◆ **How to complete this task**
This exercise calls for every line of the listing below that contains the word "specified".

◆ **Dataset records**
◇ ◇ ◇
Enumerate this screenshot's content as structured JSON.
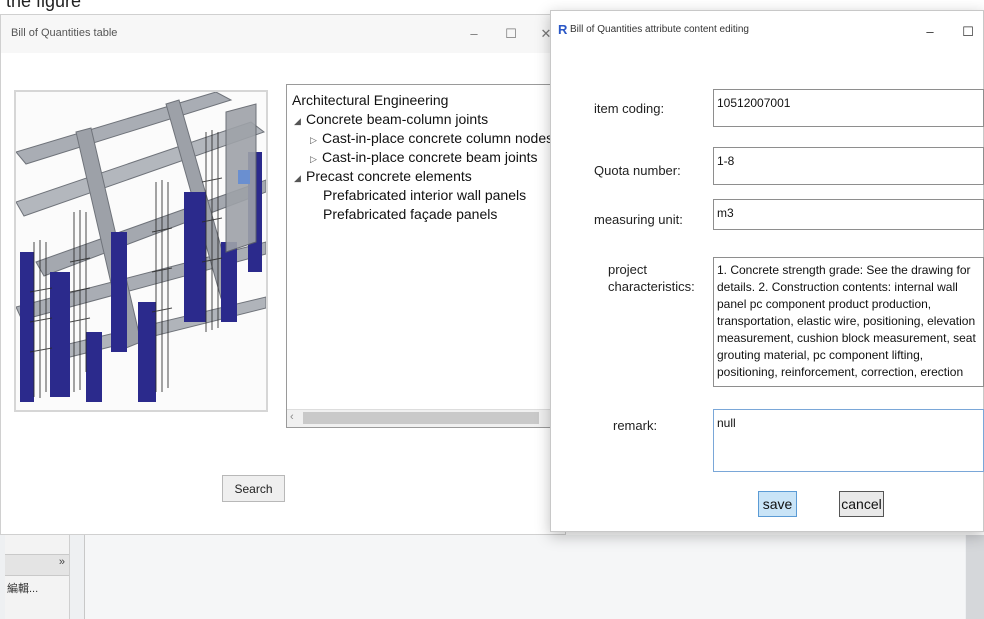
{
  "top_strip": {
    "text": "the figure"
  },
  "left_window": {
    "title": "Bill of Quantities table",
    "minimize": "–",
    "maximize": "☐",
    "close": "✕",
    "search_label": "Search",
    "tree": {
      "root": "Architectural Engineering",
      "children": [
        {
          "label": "Concrete beam-column joints",
          "arrow": "◢",
          "children": [
            {
              "label": "Cast-in-place concrete column nodes",
              "arrow": "▷"
            },
            {
              "label": "Cast-in-place concrete beam joints",
              "arrow": "▷"
            }
          ]
        },
        {
          "label": "Precast concrete elements",
          "arrow": "◢",
          "children": [
            {
              "label": "Prefabricated interior wall panels"
            },
            {
              "label": "Prefabricated façade panels"
            }
          ]
        }
      ],
      "scroll_left": "‹",
      "scroll_right": "›"
    }
  },
  "right_window": {
    "app_icon": "R",
    "title": "Bill of Quantities attribute content editing",
    "minimize": "–",
    "maximize": "☐",
    "fields": {
      "item_coding": {
        "label": "item coding:",
        "value": "10512007001"
      },
      "quota_number": {
        "label": "Quota number:",
        "value": "1-8"
      },
      "measuring_unit": {
        "label": "measuring unit:",
        "value": "m3"
      },
      "project_characteristics": {
        "label_line1": "project",
        "label_line2": "characteristics:",
        "value": "1. Concrete strength grade: See the drawing for details. 2. Construction contents: internal wall panel pc component product production, transportation, elastic wire, positioning, elevation measurement, cushion block measurement, seat grouting material, pc component lifting, positioning, reinforcement, correction, erection"
      },
      "remark": {
        "label": "remark:",
        "value": "null"
      }
    },
    "save_label": "save",
    "cancel_label": "cancel"
  },
  "host_app": {
    "panel_chevron": "»",
    "panel_item": "編輯..."
  },
  "colors": {
    "beam_grey": "#a9adb4",
    "column_blue": "#2b2a8c",
    "rebar_dark": "#2a2a2a",
    "save_bg": "#c9e4f7",
    "remark_border": "#7aa7d8"
  }
}
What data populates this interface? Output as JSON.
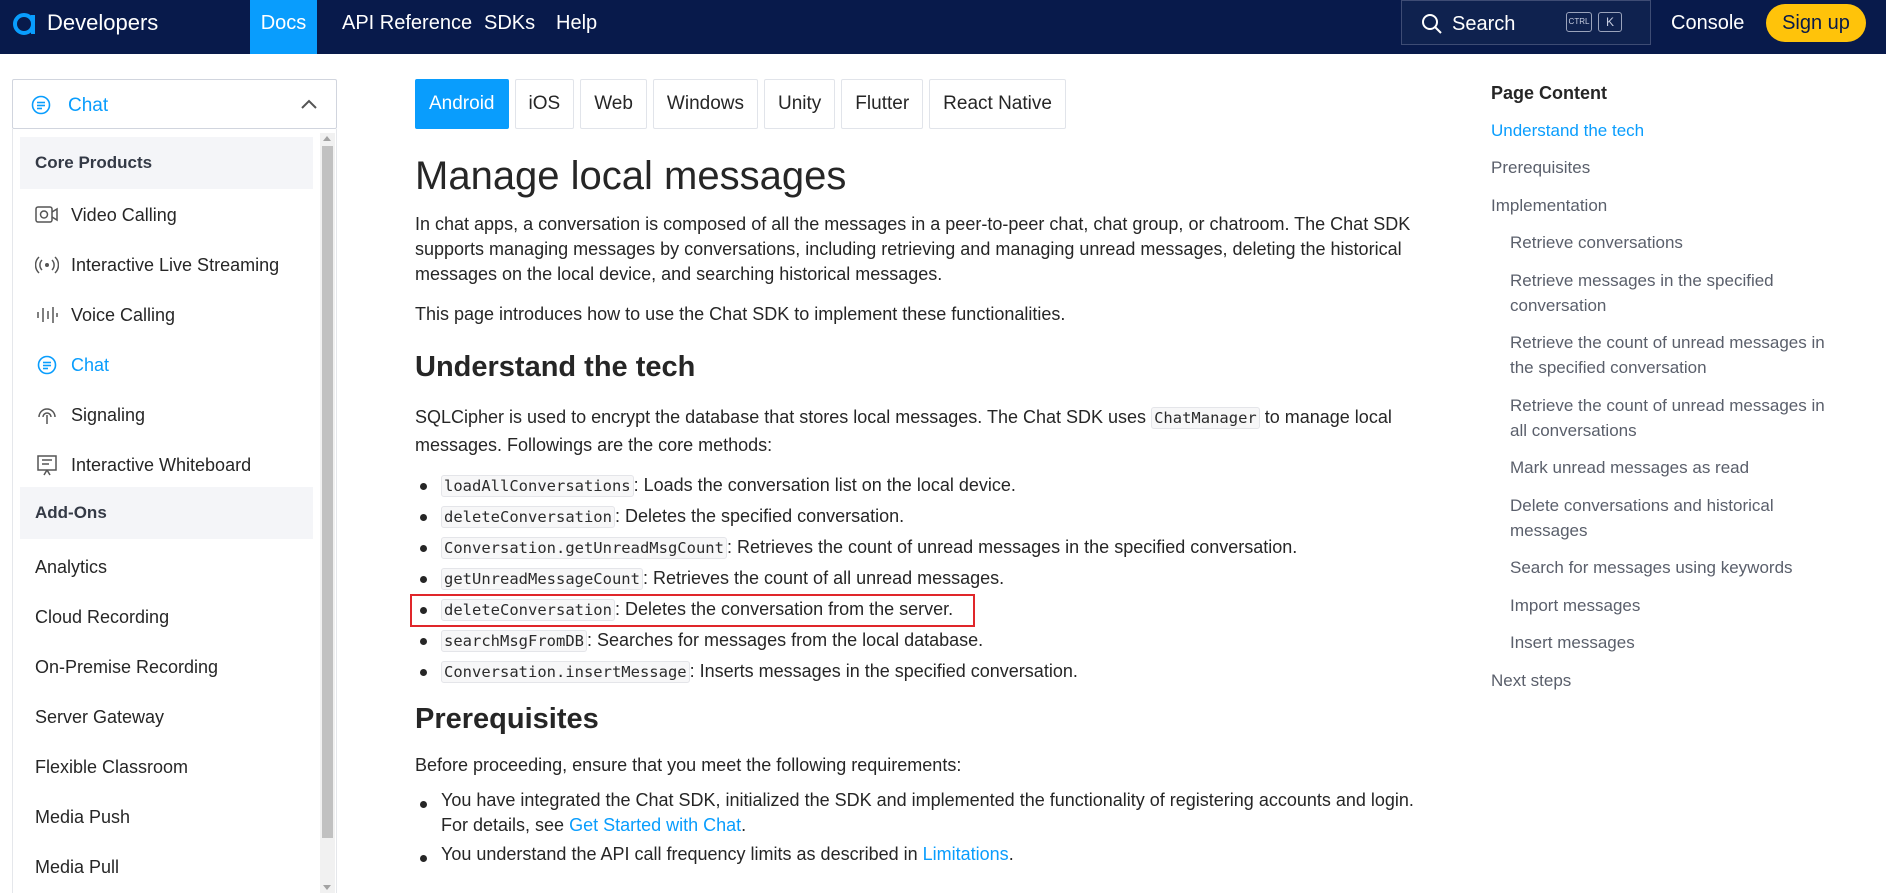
{
  "topnav": {
    "brand": "Developers",
    "links": [
      "Docs",
      "API Reference",
      "SDKs",
      "Help"
    ],
    "search_label": "Search",
    "search_kbd_ctrl": "CTRL",
    "search_kbd_k": "K",
    "console": "Console",
    "signup": "Sign up"
  },
  "colors": {
    "nav_bg": "#081a4b",
    "accent": "#099dfd",
    "signup": "#ffc30a",
    "highlight": "#e0262a"
  },
  "sidebar": {
    "product": "Chat",
    "section_core": "Core Products",
    "core_items": [
      {
        "label": "Video Calling",
        "icon": "video-icon"
      },
      {
        "label": "Interactive Live Streaming",
        "icon": "broadcast-icon"
      },
      {
        "label": "Voice Calling",
        "icon": "audio-wave-icon"
      },
      {
        "label": "Chat",
        "icon": "chat-icon"
      },
      {
        "label": "Signaling",
        "icon": "signal-icon"
      },
      {
        "label": "Interactive Whiteboard",
        "icon": "whiteboard-icon"
      }
    ],
    "section_addons": "Add-Ons",
    "addon_items": [
      "Analytics",
      "Cloud Recording",
      "On-Premise Recording",
      "Server Gateway",
      "Flexible Classroom",
      "Media Push",
      "Media Pull"
    ]
  },
  "platform_tabs": [
    "Android",
    "iOS",
    "Web",
    "Windows",
    "Unity",
    "Flutter",
    "React Native"
  ],
  "main": {
    "title": "Manage local messages",
    "intro": "In chat apps, a conversation is composed of all the messages in a peer-to-peer chat, chat group, or chatroom. The Chat SDK supports managing messages by conversations, including retrieving and managing unread messages, deleting the historical messages on the local device, and searching historical messages.",
    "intro2": "This page introduces how to use the Chat SDK to implement these functionalities.",
    "h_understand": "Understand the tech",
    "understand_p1": "SQLCipher is used to encrypt the database that stores local messages. The Chat SDK uses",
    "understand_code": "ChatManager",
    "understand_p2": "to manage local messages. Followings are the core methods:",
    "methods": [
      {
        "code": "loadAllConversations",
        "text": ": Loads the conversation list on the local device."
      },
      {
        "code": "deleteConversation",
        "text": ": Deletes the specified conversation."
      },
      {
        "code": "Conversation.getUnreadMsgCount",
        "text": ": Retrieves the count of unread messages in the specified conversation."
      },
      {
        "code": "getUnreadMessageCount",
        "text": ": Retrieves the count of all unread messages."
      },
      {
        "code": "deleteConversation",
        "text": ": Deletes the conversation from the server."
      },
      {
        "code": "searchMsgFromDB",
        "text": ": Searches for messages from the local database."
      },
      {
        "code": "Conversation.insertMessage",
        "text": ": Inserts messages in the specified conversation."
      }
    ],
    "h_prereq": "Prerequisites",
    "prereq_intro": "Before proceeding, ensure that you meet the following requirements:",
    "prereq1_a": "You have integrated the Chat SDK, initialized the SDK and implemented the functionality of registering accounts and login.",
    "prereq1_b": "For details, see",
    "prereq1_link": "Get Started with Chat",
    "prereq1_end": ".",
    "prereq2_a": "You understand the API call frequency limits as described in",
    "prereq2_link": "Limitations",
    "prereq2_end": "."
  },
  "toc": {
    "title": "Page Content",
    "items": [
      "Understand the tech",
      "Prerequisites",
      "Implementation",
      "Retrieve conversations",
      "Retrieve messages in the specified conversation",
      "Retrieve the count of unread messages in the specified conversation",
      "Retrieve the count of unread messages in all conversations",
      "Mark unread messages as read",
      "Delete conversations and historical messages",
      "Search for messages using keywords",
      "Import messages",
      "Insert messages",
      "Next steps"
    ]
  }
}
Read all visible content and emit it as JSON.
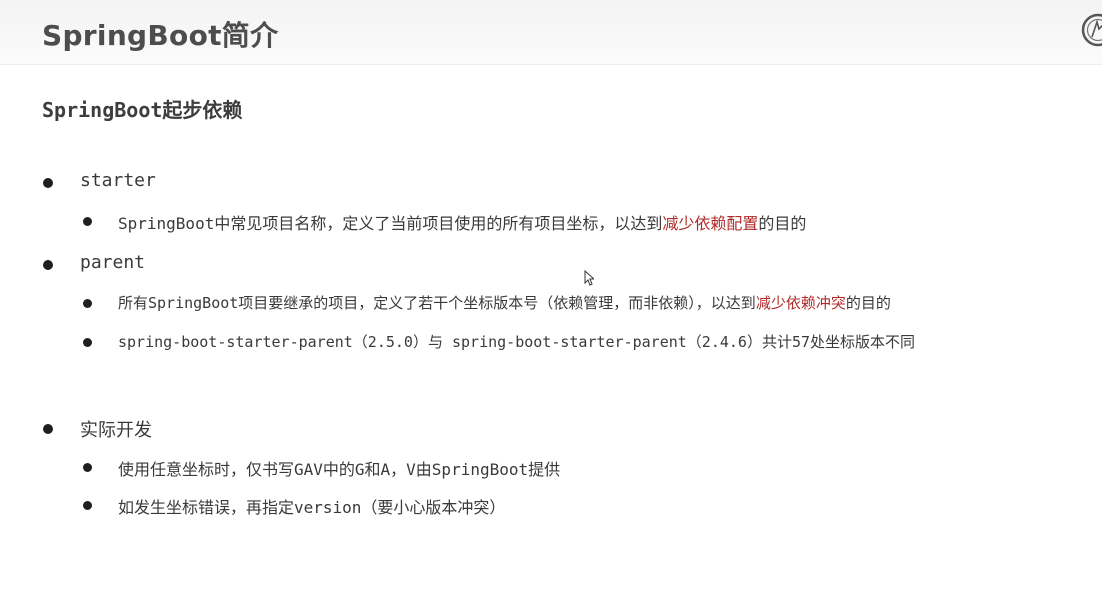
{
  "header": {
    "title": "SpringBoot简介",
    "logo_icon": "circular-logo-icon"
  },
  "subtitle": "SpringBoot起步依赖",
  "bullets": [
    {
      "label": "starter",
      "children": [
        {
          "before": "SpringBoot中常见项目名称，定义了当前项目使用的所有项目坐标，以达到",
          "highlight": "减少依赖配置",
          "after": "的目的"
        }
      ]
    },
    {
      "label": "parent",
      "children": [
        {
          "before": "所有SpringBoot项目要继承的项目，定义了若干个坐标版本号（依赖管理，而非依赖），以达到",
          "highlight": "减少依赖冲突",
          "after": "的目的"
        },
        {
          "text": "spring-boot-starter-parent（2.5.0）与 spring-boot-starter-parent（2.4.6）共计57处坐标版本不同"
        }
      ]
    },
    {
      "label": "实际开发",
      "children": [
        {
          "text": "使用任意坐标时，仅书写GAV中的G和A，V由SpringBoot提供"
        },
        {
          "text": "如发生坐标错误，再指定version（要小心版本冲突）"
        }
      ]
    }
  ],
  "colors": {
    "highlight": "#b02a2a",
    "title": "#4d4d4d",
    "bullet": "#1f1f1f"
  }
}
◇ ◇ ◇
◆ **Response to this task**
        "text": ": Deletes the specified conversation."
        "text": ": Retrieves the count of unread messages in the specified conversation."
        "text": ": Inserts messages in the specified conversation."
      "Retrieve messages in the specified conversation",
      "Retrieve the count of unread messages in the specified conversation",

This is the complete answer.